### Provided material

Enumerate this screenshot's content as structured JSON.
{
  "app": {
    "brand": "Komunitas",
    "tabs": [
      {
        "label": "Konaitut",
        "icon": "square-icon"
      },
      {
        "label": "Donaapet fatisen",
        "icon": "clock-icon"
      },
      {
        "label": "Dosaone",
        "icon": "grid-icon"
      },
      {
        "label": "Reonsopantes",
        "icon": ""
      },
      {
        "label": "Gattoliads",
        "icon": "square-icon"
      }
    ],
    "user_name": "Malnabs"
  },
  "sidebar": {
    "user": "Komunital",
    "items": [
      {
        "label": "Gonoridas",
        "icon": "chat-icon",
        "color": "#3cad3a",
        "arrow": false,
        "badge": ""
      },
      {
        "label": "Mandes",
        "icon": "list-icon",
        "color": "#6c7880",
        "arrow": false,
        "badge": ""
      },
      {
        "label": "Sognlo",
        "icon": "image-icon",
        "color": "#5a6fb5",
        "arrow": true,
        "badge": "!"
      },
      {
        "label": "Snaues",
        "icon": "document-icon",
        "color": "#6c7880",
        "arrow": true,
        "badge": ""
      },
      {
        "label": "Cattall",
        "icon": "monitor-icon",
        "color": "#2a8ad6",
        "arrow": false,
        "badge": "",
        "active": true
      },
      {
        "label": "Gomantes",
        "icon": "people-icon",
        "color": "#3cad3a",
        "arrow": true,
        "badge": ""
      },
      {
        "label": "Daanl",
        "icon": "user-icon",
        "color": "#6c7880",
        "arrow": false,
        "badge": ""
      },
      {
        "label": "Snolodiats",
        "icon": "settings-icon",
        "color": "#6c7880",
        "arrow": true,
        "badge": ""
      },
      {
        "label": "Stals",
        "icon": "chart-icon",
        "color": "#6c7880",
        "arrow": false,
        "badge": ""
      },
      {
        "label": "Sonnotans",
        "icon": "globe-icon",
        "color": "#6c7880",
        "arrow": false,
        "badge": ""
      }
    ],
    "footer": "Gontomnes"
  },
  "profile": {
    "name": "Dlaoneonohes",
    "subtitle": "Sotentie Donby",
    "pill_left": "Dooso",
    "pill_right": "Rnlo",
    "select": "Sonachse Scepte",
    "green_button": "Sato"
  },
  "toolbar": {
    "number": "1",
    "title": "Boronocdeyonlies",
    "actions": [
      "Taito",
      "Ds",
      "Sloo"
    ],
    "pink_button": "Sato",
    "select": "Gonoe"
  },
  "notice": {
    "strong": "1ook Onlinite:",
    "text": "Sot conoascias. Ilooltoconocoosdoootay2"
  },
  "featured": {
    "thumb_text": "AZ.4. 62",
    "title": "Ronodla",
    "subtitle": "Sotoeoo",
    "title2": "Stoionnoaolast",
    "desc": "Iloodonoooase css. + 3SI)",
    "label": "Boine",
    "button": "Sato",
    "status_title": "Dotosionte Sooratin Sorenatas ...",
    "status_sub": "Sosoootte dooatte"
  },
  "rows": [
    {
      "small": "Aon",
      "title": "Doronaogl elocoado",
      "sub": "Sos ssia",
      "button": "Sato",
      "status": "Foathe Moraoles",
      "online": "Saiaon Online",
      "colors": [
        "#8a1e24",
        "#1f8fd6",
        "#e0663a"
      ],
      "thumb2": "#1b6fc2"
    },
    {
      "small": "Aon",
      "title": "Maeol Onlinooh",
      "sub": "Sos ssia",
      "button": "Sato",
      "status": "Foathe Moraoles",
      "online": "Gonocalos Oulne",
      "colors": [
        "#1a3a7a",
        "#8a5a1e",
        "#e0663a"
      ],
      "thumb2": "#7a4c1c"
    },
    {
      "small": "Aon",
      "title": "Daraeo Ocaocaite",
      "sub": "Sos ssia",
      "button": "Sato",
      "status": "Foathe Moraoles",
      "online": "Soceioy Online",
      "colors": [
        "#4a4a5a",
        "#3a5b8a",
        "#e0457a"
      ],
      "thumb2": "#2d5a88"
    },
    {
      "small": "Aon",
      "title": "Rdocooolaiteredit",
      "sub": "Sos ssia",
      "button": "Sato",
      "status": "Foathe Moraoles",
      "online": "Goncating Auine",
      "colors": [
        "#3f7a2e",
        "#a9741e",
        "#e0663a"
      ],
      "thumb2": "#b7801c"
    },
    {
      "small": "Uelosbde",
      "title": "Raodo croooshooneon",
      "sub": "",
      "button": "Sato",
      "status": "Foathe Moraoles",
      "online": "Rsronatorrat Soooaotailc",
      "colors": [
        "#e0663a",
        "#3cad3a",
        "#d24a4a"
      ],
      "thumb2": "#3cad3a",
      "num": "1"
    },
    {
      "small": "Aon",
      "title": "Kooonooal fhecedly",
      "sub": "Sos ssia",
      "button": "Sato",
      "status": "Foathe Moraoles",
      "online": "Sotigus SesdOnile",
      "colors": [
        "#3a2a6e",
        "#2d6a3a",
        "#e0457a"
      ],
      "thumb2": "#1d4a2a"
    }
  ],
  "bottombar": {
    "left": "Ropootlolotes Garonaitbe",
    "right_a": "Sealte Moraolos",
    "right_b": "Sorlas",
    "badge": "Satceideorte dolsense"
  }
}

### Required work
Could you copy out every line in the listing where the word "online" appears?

### Solved exercise
      "online": "Saiaon Online",
      "online": "Gonocalos Oulne",
      "online": "Soceioy Online",
      "online": "Goncating Auine",
      "online": "Rsronatorrat Soooaotailc",
      "online": "Sotigus SesdOnile",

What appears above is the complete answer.